Non-standard rewards schemes Part I: Bonus annual leave on birthdays

by 07 Mar 2012

If your organisation provides a cake for employee birthdays, you may think you’ve got your bases covered … but think again. The new trend is to offer employees their birthday off as bonus annual leave.

As organisations are being forced to tighten their belts amid persistent economic uncertainty, and not even those in line for a promotion are guaranteed a pay rise, companies are turning to perks with less up-front costs to drum up employee engagement. Offering staff the opportunity to take a bonus day off in the month of their birthday is increasingly appearing in the list of benefits to sweeten the deal for new recruits, and likewise, retain staff already on the books.

Market research firm Iview, Queensland Country credit union, Realestate.com and Canon are all examples of organisations that offer their staff a bonus day off in the month of their birthday.

According to Aileen Cull, CEO of the 250-employee Queensland Country credit union, it makes good sense to offer the day off. She had continually observed employees planning annual leave on their birthday each year, and after seeking ways to improve employee recognition the company decided this was one initiative that everyone could easily benefit from. “It is a day that people value, and certainly the reaction has been great,” she said, adding that as some employees may not wish to take their actual birthday off work for whatever reason, the company gives two weeks leeway in terms of which actual day they take off.

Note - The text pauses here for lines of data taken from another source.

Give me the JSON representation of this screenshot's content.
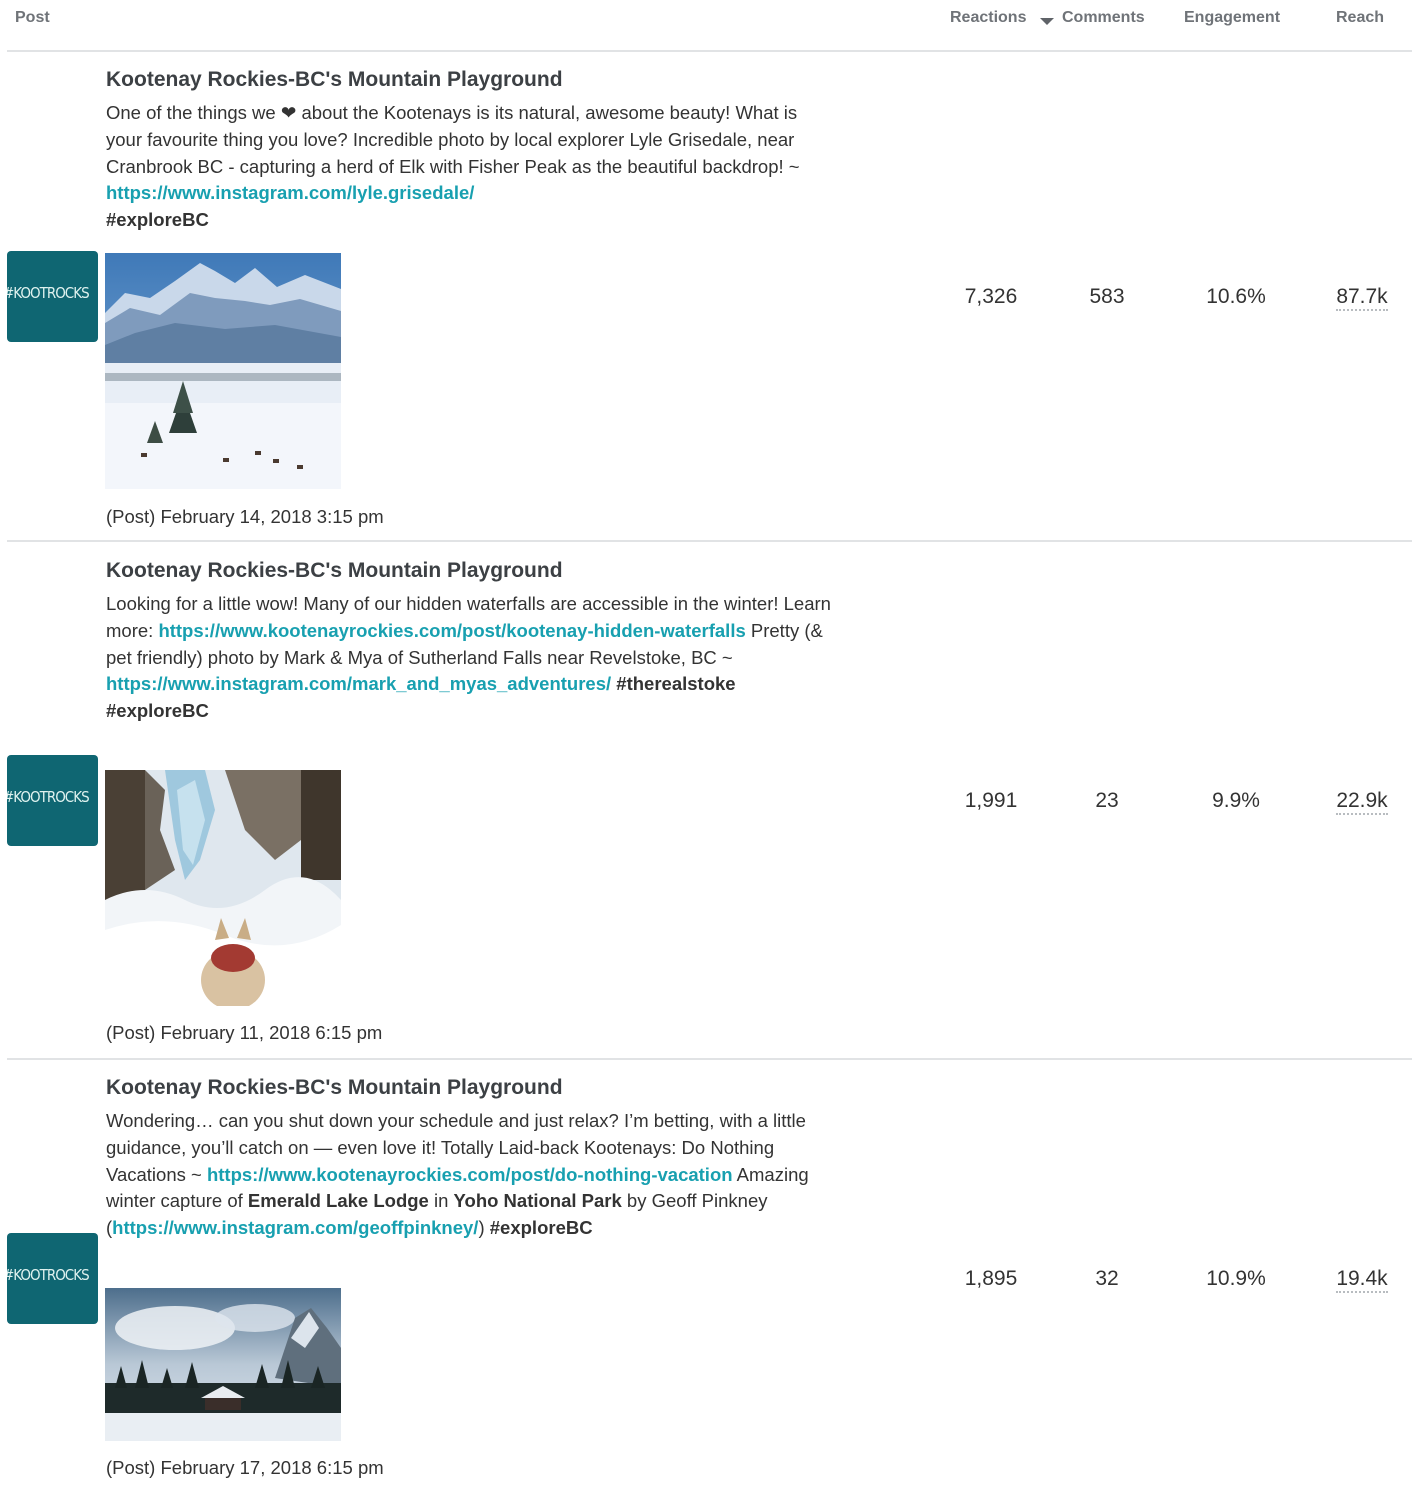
{
  "header": {
    "post": "Post",
    "reactions": "Reactions",
    "comments": "Comments",
    "engagement": "Engagement",
    "reach": "Reach"
  },
  "posts": [
    {
      "avatar_text": "#KOOTROCKS",
      "title": "Kootenay Rockies-BC's Mountain Playground",
      "text_1": "One of the things we ❤ about the Kootenays is its natural, awesome beauty! What is your favourite thing you love? Incredible photo by local explorer Lyle Grisedale, near Cranbrook BC - capturing a herd of Elk with Fisher Peak as the beautiful backdrop! ~ ",
      "link_1": "https://www.instagram.com/lyle.grisedale/",
      "tag_1": "#exploreBC",
      "date": "(Post) February 14, 2018 3:15 pm",
      "reactions": "7,326",
      "comments": "583",
      "engagement": "10.6%",
      "reach": "87.7k"
    },
    {
      "avatar_text": "#KOOTROCKS",
      "title": "Kootenay Rockies-BC's Mountain Playground",
      "text_1": "Looking for a little wow! Many of our hidden waterfalls are accessible in the winter! Learn more: ",
      "link_1": "https://www.kootenayrockies.com/post/kootenay-hidden-waterfalls",
      "text_2": " Pretty (& pet friendly) photo by Mark & Mya of Sutherland Falls near Revelstoke, BC ~ ",
      "link_2": "https://www.instagram.com/mark_and_myas_adventures/",
      "tag_1": "#therealstoke",
      "tag_2": "#exploreBC",
      "date": "(Post) February 11, 2018 6:15 pm",
      "reactions": "1,991",
      "comments": "23",
      "engagement": "9.9%",
      "reach": "22.9k"
    },
    {
      "avatar_text": "#KOOTROCKS",
      "title": "Kootenay Rockies-BC's Mountain Playground",
      "text_1": "Wondering… can you shut down your schedule and just relax? I’m betting, with a little guidance, you’ll catch on — even love it! Totally Laid-back Kootenays: Do Nothing Vacations ~ ",
      "link_1": "https://www.kootenayrockies.com/post/do-nothing-vacation",
      "text_2": " Amazing winter capture of ",
      "bold_1": "Emerald Lake Lodge",
      "text_3": " in ",
      "bold_2": "Yoho National Park",
      "text_4": " by Geoff Pinkney (",
      "link_2": "https://www.instagram.com/geoffpinkney/",
      "text_5": ") ",
      "tag_1": "#exploreBC",
      "date": "(Post) February 17, 2018 6:15 pm",
      "reactions": "1,895",
      "comments": "32",
      "engagement": "10.9%",
      "reach": "19.4k"
    }
  ],
  "colors": {
    "link": "#18a0b0",
    "avatar_bg": "#0f6672",
    "divider": "#e1e3e5",
    "header_text": "#6f7378"
  }
}
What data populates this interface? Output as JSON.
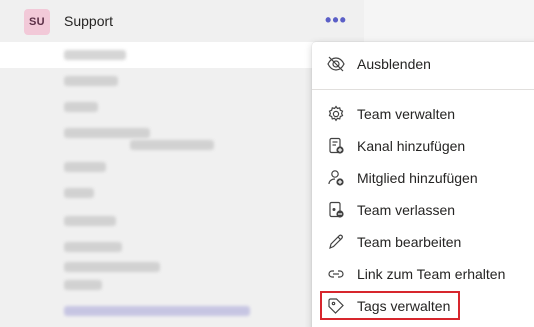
{
  "team": {
    "initials": "SU",
    "name": "Support",
    "avatar_color": "#f2c9d8",
    "more_label": "•••"
  },
  "channels": {
    "note": "",
    "count_visible": 11
  },
  "menu": {
    "items": [
      {
        "label": "Ausblenden",
        "icon": "hide-eye-icon"
      },
      {
        "label": "Team verwalten",
        "icon": "gear-icon"
      },
      {
        "label": "Kanal hinzufügen",
        "icon": "add-channel-icon"
      },
      {
        "label": "Mitglied hinzufügen",
        "icon": "add-member-icon"
      },
      {
        "label": "Team verlassen",
        "icon": "leave-team-icon"
      },
      {
        "label": "Team bearbeiten",
        "icon": "pencil-icon"
      },
      {
        "label": "Link zum Team erhalten",
        "icon": "link-icon"
      },
      {
        "label": "Tags verwalten",
        "icon": "tag-icon"
      }
    ]
  },
  "colors": {
    "accent": "#5b5fc7",
    "highlight_border": "#d7262d"
  }
}
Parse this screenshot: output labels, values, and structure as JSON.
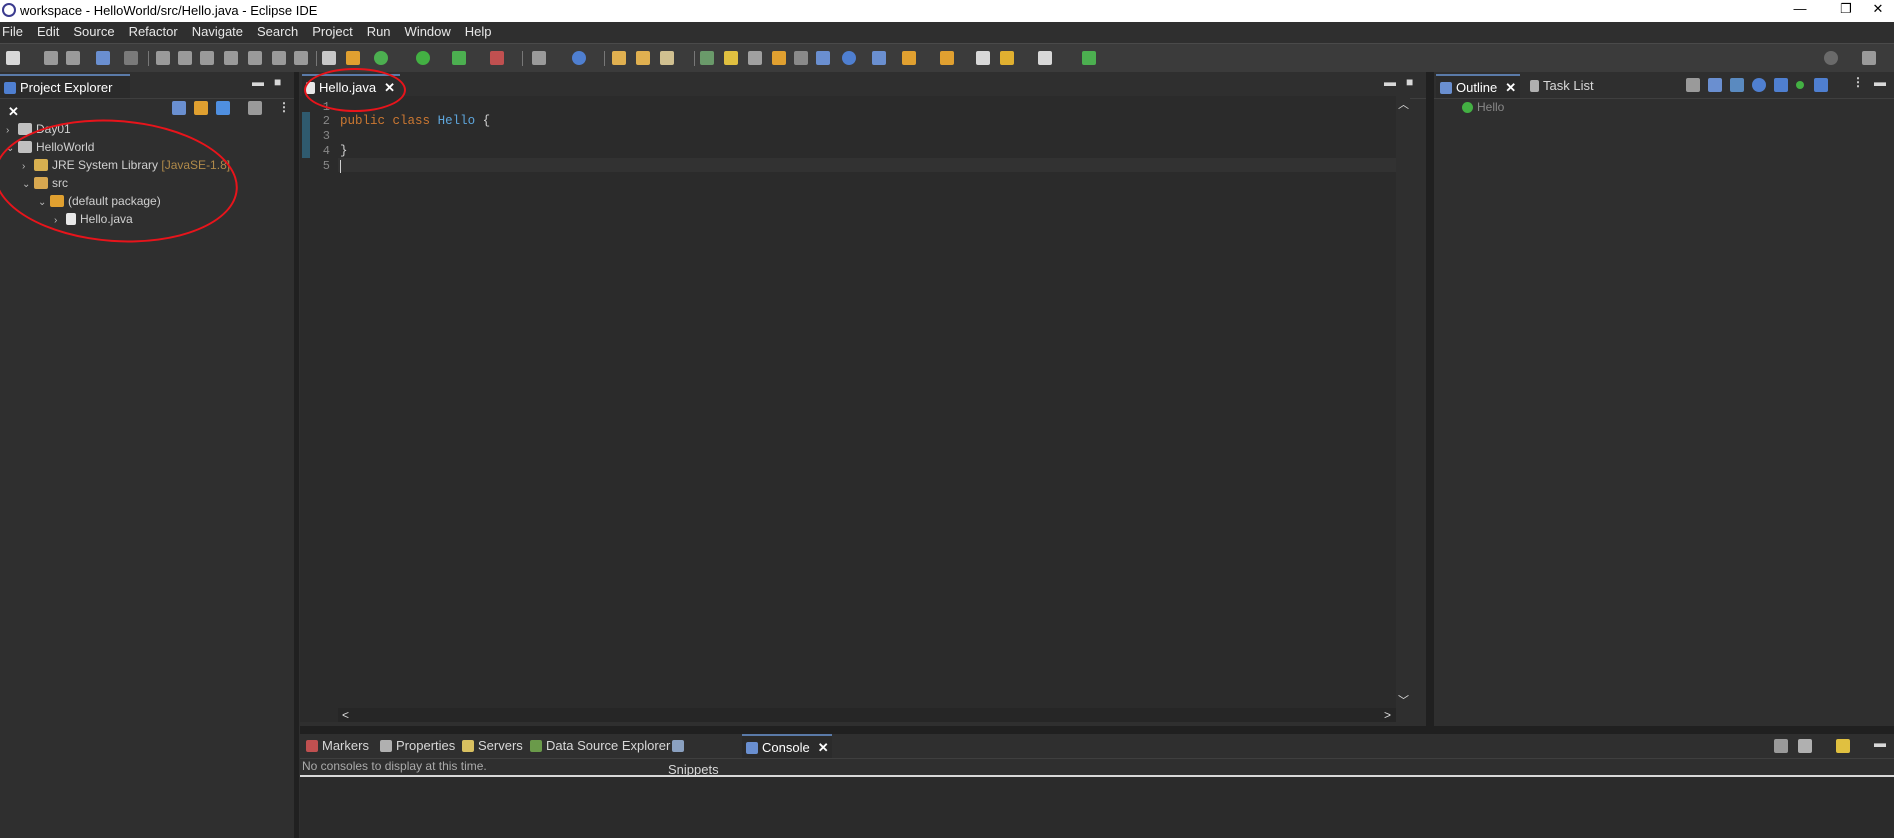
{
  "window": {
    "title": "workspace - HelloWorld/src/Hello.java - Eclipse IDE",
    "minimize_glyph": "—",
    "restore_glyph": "❐",
    "close_glyph": "✕"
  },
  "menu": [
    "File",
    "Edit",
    "Source",
    "Refactor",
    "Navigate",
    "Search",
    "Project",
    "Run",
    "Window",
    "Help"
  ],
  "project_explorer": {
    "tab_label": "Project Explorer",
    "tree": [
      {
        "label": "Day01",
        "icon": "project-icon",
        "expanded": false,
        "depth": 0
      },
      {
        "label": "HelloWorld",
        "icon": "project-icon",
        "expanded": true,
        "depth": 0
      },
      {
        "label": "JRE System Library",
        "decoration": "[JavaSE-1.8]",
        "icon": "library-icon",
        "expanded": false,
        "depth": 1
      },
      {
        "label": "src",
        "icon": "source-folder-icon",
        "expanded": true,
        "depth": 1
      },
      {
        "label": "(default package)",
        "icon": "package-icon",
        "expanded": true,
        "depth": 2
      },
      {
        "label": "Hello.java",
        "icon": "java-file-icon",
        "expanded": false,
        "depth": 3
      }
    ]
  },
  "editor": {
    "tab_label": "Hello.java",
    "line_numbers": [
      "1",
      "2",
      "3",
      "4",
      "5"
    ],
    "code": {
      "kw_public": "public",
      "kw_class": "class",
      "class_name": "Hello",
      "brace_open": "{",
      "brace_close": "}"
    },
    "scroll_left": "<",
    "scroll_right": ">"
  },
  "outline": {
    "tab_outline": "Outline",
    "tab_tasklist": "Task List",
    "items": [
      {
        "label": "Hello",
        "icon": "class-icon"
      }
    ]
  },
  "bottom": {
    "tabs": [
      "Markers",
      "Properties",
      "Servers",
      "Data Source Explorer",
      "Snippets",
      "Console"
    ],
    "active_tab": "Console",
    "console_message": "No consoles to display at this time."
  },
  "colors": {
    "background": "#2f2f2f",
    "editor_bg": "#2b2b2b",
    "keyword": "#cc7832",
    "class_name": "#5ea6dc",
    "annotation_red": "#e8141b"
  }
}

Additional perks of any kind usually come with a price tag, and while offering additional leave obviously brings costs, Queensland Country found the benefits outweigh the expense. “It certainly does come at a cost, and we looked very closely to see if there was value there. At the end of the day what swayed us was that it is something that every one of our staff could participate in and be a part of,” says Hull.

The free birthday day off is a good example of a benefit that does not have any direct financial cost to the company. The downside is obviously that the employee has 5% or so less time in the month to complete tasks, but the real impact of this on the month’s overall productivity is likely to vary greatly across positions. For the car factory worker fitting bumpers onto cars, it’s almost certainly going to mean that 5% fewer bumpers are fitted. In this case, someone else may have to be paid overtime to make up the shortfall, and the company may suffer a real, albeit indirect, cost. For most white-collar or office jobs, however, employees taking advantage of a free day off for their birthdays are more likely to still achieve the same or a similar amount of work done for that month overall by putting in more effort on other days. In essence, then, the free birthday day off is going to work better for some roles and organisations than others.

 

Latest News

HR on the red carpet: Film studio seeks HR business partner
Increase in promotions without pay rise
Software firm goes on European bus tour to recruit employees


Most discussed

Offshoring the result of “poor HR leadership”: Minister
Key competencies of future leaders identified
Aussie managers: Do they innovate and think globally enough?

COMMENTS

  • by James Reye 7/03/2012 6:59:49 PM

    While I've worked on every single birthday I've had, I can understand the cultural merit behind taking your birthday off.

Most Read